We use the theory to explain many existing and proposed security mechanisms. In particular, we
describe the system we have built. It passes principals efficiently as arguments or results of remote
procedure calls, and it handles public and shared key encryption, name lookup in a large
name space, groups of principals, program loading, delegation, access control, and revocation.

Source: http://www.hpl.hp.com/techreports/Compaq-DEC/SRC-RR-83.pdf

ACLs don’t

The ACL model is unable to make correct access decisions for interactions involving more than
two principals, since required information is not retained across message sends. Though this
deficiency has long been documented in the published literature, it is not widely understood. This
logic error in the ACL model is exploited by both the clickjacking and Cross-Site Request
Forgery attacks that affect many Web applications.

Source: http://www.hpl.hp.com/techreports/2009/HPL-2009-20.pdf

Access Control (Capabilities)

Access control is central to computer security. Traditionally, we wish to restrict
the user to exactly what he should be able to do, no more and no less.
You might think that this only applies to legitimate users: where do attackers
fit into this worldview? Of course, an attacker is a user whose access should be
limited just like any other. Increasingly, of course, computers expose services
that are available to anyone – in other words, anyone can be a a legitimate user.
As well as users there are also programs we would like to control. For
example, the program that keeps the clock correctly set on my machine should
be allowed to set the clock and talk to other time-keeping programs on the
Internet, and probably nothing else1
.
Increasingly we are moving towards an environment where users choose what
is installed on their machines, where their trust in what is installed is highly
variable2 and where “installation” of software is an increasingly fluid concept,
particularly in the context of the Web, where merely viewing a page can cause
code to run.
In this paper I explore an alternative to the traditional mechanisms of roles
and access control lists. Although I focus on the use case of web pages, mashups
and gadgets, the technology is applicable to all access control.

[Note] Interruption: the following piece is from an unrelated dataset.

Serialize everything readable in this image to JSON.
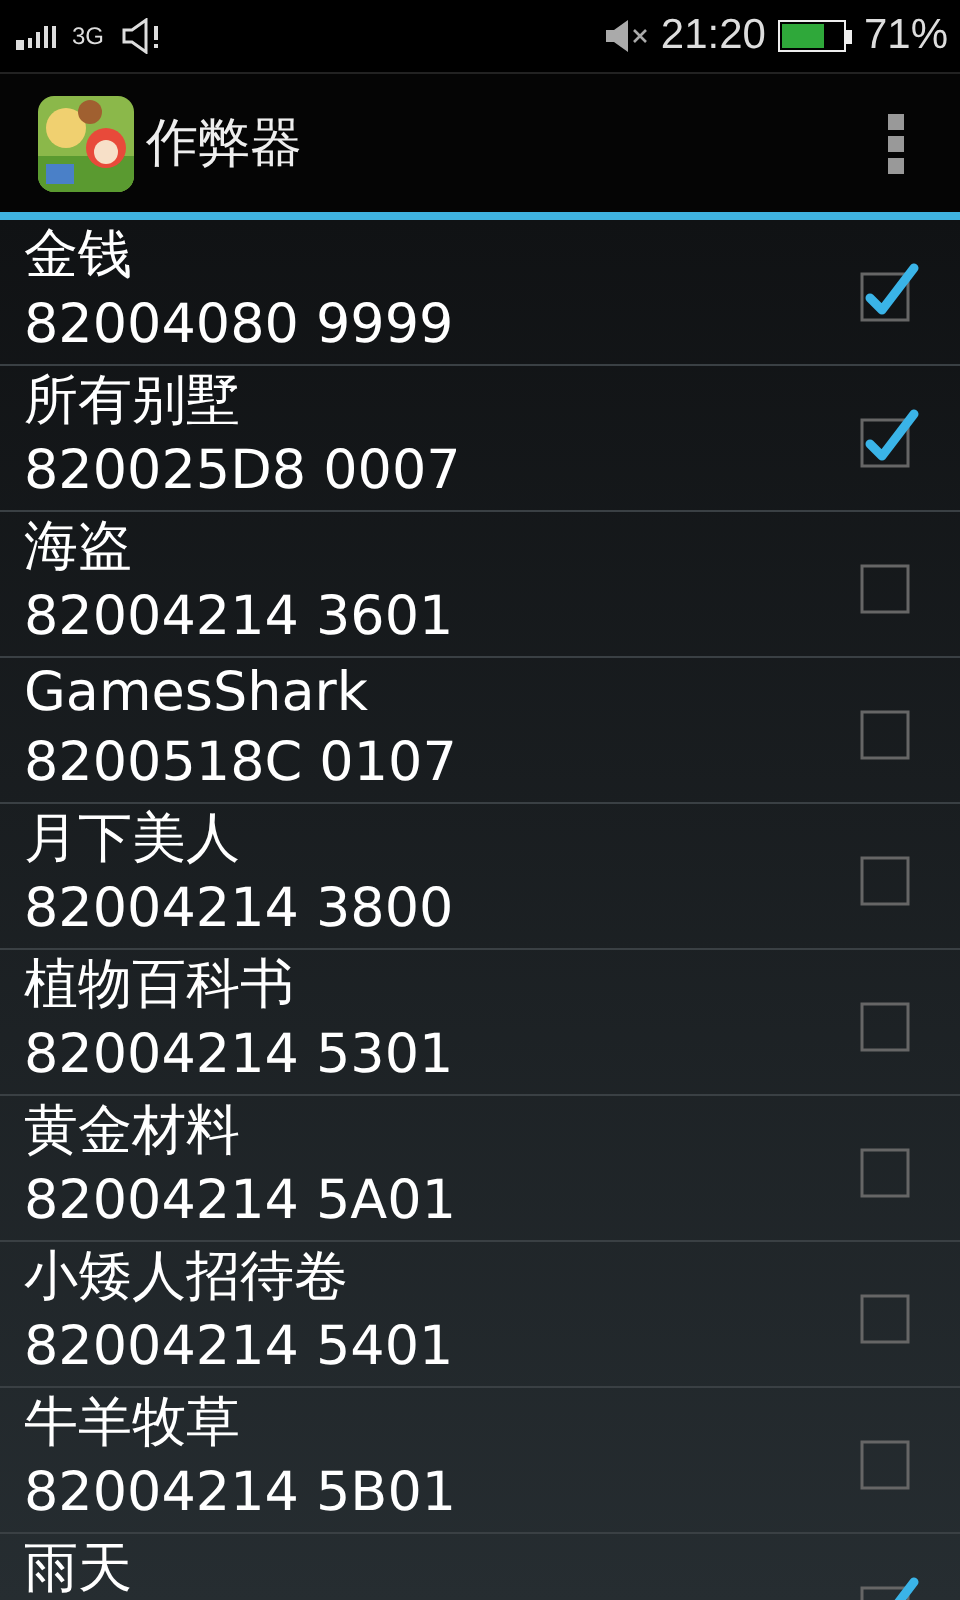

Source: https://www.links.org/files/capabilities.pdf

The Web SSO Standard OpenID Connect: In-Depth Formal Security Analysis and Security Guidelines

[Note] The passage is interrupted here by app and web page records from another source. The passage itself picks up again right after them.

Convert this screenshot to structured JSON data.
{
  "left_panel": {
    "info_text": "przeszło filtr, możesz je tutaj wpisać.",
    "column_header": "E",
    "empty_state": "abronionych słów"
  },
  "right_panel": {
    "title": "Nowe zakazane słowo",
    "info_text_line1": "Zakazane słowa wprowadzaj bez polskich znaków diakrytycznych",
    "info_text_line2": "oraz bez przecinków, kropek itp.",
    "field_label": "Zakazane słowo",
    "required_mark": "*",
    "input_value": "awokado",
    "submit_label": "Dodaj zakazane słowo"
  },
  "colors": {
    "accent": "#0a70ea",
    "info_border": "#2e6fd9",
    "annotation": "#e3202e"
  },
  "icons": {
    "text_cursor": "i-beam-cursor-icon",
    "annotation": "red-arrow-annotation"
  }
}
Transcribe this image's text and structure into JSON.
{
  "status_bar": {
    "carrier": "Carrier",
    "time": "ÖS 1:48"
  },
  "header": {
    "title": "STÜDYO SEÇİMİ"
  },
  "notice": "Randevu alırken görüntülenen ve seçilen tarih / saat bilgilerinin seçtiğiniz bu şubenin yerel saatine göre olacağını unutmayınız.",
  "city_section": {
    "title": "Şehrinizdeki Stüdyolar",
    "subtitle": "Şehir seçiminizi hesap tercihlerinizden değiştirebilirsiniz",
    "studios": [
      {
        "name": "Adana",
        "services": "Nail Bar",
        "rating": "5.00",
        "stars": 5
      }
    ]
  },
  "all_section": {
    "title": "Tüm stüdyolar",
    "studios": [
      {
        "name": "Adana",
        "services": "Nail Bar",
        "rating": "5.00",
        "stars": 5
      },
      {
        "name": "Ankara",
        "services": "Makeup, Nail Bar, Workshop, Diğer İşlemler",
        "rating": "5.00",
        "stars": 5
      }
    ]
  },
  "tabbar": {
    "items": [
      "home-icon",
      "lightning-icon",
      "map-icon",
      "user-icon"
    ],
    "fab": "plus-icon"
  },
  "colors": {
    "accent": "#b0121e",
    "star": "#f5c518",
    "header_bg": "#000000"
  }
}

Abstract—Web-based single sign-on (SSO) services such as
Google Sign-In and Log In with Paypal are based on the OpenID
Connect protocol. This protocol enables so-called relying parties
to delegate user authentication to so-called identity providers.
OpenID Connect is one of the newest and most widely deployed
single sign-on protocols on the web. Despite its importance, it has
not received much attention from security researchers so far, and
in particular, has not undergone any rigorous security analysis.
In this paper, we carry out the first in-depth security analysis
of OpenID Connect. To this end, we use a comprehensive generic
model of the web to develop a detailed formal model of OpenID
Connect. Based on this model, we then precisely formalize and
prove central security properties for OpenID Connect, including
authentication, authorization, and session integrity properties.
In our modeling of OpenID Connect, we employ security
measures in order to avoid attacks on OpenID Connect that
have been discovered previously and new attack variants that we
document for the first time in this paper. Based on these security
measures, we propose security guidelines for implementors of
OpenID Connect. Our formal analysis demonstrates that these
guidelines are in fact effective and sufficient.

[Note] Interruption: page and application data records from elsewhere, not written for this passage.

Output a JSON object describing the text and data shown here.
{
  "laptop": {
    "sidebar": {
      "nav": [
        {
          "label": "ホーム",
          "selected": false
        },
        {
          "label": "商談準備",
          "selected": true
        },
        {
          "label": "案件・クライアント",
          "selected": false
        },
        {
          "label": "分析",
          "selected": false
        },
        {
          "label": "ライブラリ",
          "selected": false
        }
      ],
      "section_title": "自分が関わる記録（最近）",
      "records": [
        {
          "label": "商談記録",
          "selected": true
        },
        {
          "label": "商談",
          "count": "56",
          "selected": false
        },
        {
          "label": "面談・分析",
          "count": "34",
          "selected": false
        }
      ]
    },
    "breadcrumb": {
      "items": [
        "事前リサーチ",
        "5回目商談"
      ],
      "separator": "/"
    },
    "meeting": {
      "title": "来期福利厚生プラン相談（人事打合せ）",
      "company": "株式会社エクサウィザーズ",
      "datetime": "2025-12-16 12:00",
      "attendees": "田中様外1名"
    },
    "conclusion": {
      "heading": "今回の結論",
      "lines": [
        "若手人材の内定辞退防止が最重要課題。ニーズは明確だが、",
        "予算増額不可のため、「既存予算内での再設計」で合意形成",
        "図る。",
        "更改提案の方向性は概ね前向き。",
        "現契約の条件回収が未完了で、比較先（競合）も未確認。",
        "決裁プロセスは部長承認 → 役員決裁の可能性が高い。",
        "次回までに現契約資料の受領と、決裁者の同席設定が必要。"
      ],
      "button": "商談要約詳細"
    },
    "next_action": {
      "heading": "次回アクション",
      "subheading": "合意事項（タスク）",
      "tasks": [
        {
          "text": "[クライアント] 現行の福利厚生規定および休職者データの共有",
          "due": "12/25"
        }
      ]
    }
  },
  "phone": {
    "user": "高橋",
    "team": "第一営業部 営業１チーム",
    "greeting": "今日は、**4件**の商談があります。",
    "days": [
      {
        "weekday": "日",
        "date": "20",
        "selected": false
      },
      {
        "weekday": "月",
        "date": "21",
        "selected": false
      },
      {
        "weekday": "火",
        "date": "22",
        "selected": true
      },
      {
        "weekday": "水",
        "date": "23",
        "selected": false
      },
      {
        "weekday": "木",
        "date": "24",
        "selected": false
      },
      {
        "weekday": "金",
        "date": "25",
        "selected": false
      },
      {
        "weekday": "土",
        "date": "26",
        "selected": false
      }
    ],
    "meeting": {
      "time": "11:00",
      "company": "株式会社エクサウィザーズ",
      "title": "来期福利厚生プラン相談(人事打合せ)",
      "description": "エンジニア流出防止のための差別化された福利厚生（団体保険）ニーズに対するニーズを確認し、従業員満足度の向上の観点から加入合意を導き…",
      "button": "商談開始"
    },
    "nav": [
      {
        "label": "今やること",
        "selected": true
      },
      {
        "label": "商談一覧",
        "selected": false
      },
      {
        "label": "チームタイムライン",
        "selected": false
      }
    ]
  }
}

Source: https://sec.uni-stuttgart.de/_media/publications/FettKuestersSchmitz-CSF-2017.pdf